Start of Source information

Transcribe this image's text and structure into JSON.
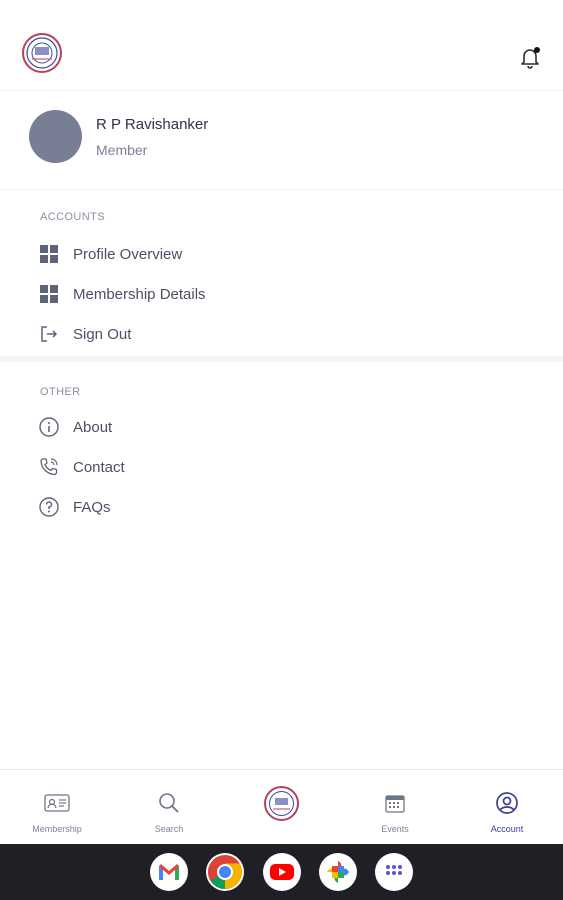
{
  "profile": {
    "name": "R P Ravishanker",
    "role": "Member"
  },
  "accounts": {
    "title": "ACCOUNTS",
    "items": [
      {
        "label": "Profile Overview",
        "icon": "grid-icon"
      },
      {
        "label": "Membership Details",
        "icon": "grid-icon"
      },
      {
        "label": "Sign Out",
        "icon": "sign-out-icon"
      }
    ]
  },
  "other": {
    "title": "OTHER",
    "items": [
      {
        "label": "About",
        "icon": "info-icon"
      },
      {
        "label": "Contact",
        "icon": "phone-icon"
      },
      {
        "label": "FAQs",
        "icon": "help-icon"
      }
    ]
  },
  "bottom_nav": [
    {
      "label": "Membership",
      "icon": "membership-card-icon"
    },
    {
      "label": "Search",
      "icon": "search-icon"
    },
    {
      "label": "",
      "icon": "home-logo-icon"
    },
    {
      "label": "Events",
      "icon": "calendar-icon"
    },
    {
      "label": "Account",
      "icon": "account-icon",
      "active": true
    }
  ],
  "system_apps": [
    "gmail-icon",
    "chrome-icon",
    "youtube-icon",
    "photos-icon",
    "app-drawer-icon"
  ],
  "colors": {
    "accent": "#3a3f8f",
    "avatar": "#787f94",
    "logo_ring": "#b8415a",
    "system_bar": "#1f2025"
  }
}
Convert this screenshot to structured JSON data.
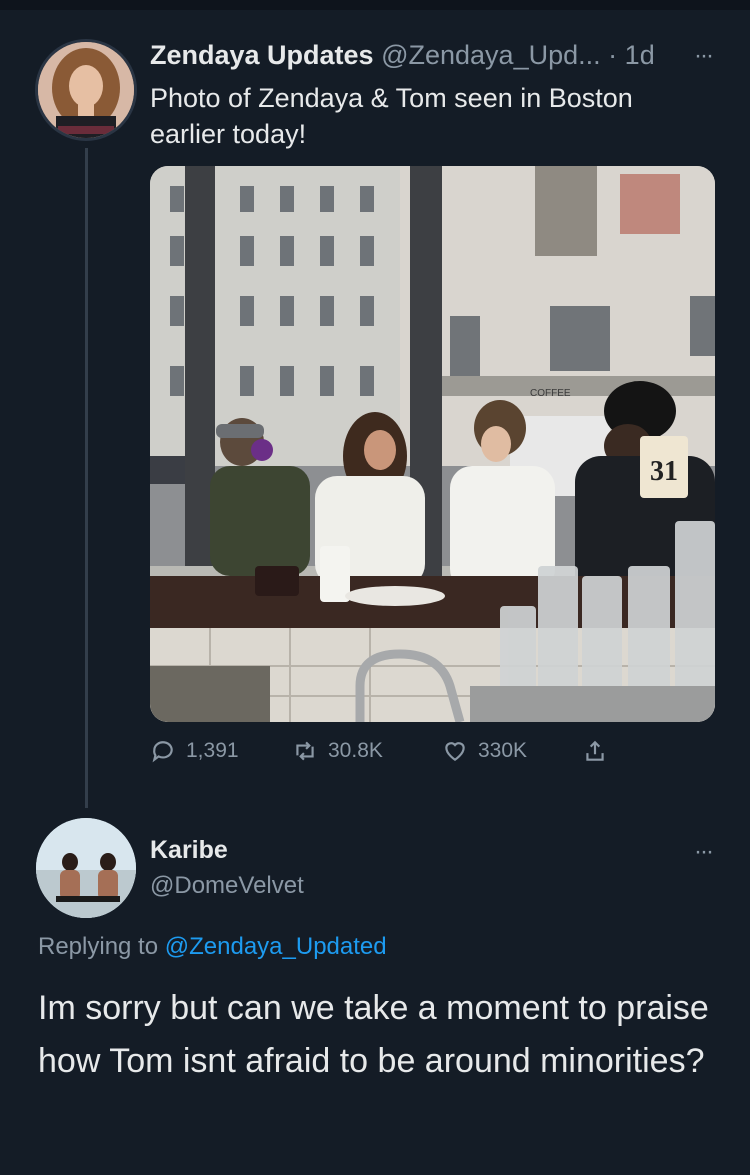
{
  "tweet": {
    "author_name": "Zendaya Updates",
    "author_handle": "@Zendaya_Upd...",
    "separator": "·",
    "time": "1d",
    "more": "···",
    "text": "Photo of Zendaya & Tom seen in Boston earlier today!",
    "avatar_icon": "profile-photo",
    "photo": {
      "storefront_sign": "COFFEE",
      "table_number": "31"
    },
    "stats": {
      "replies": "1,391",
      "retweets": "30.8K",
      "likes": "330K"
    }
  },
  "reply": {
    "author_name": "Karibe",
    "author_handle": "@DomeVelvet",
    "more": "···",
    "replying_prefix": "Replying to",
    "replying_to": "@Zendaya_Updated",
    "text": "Im sorry but can we take a moment to praise how Tom isnt afraid to be around minorities?"
  },
  "colors": {
    "background": "#141c26",
    "text": "#e7e9ea",
    "muted": "#8b98a5",
    "link": "#1d9bf0"
  }
}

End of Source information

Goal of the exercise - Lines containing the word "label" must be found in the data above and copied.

Your response -
        "label": "Profile Overview",
        "label": "Membership Details",
        "label": "Sign Out",
        "label": "About",
        "label": "Contact",
        "label": "FAQs",
      "label": "Membership",
      "label": "Search",
      "label": "",
      "label": "Events",
      "label": "Account",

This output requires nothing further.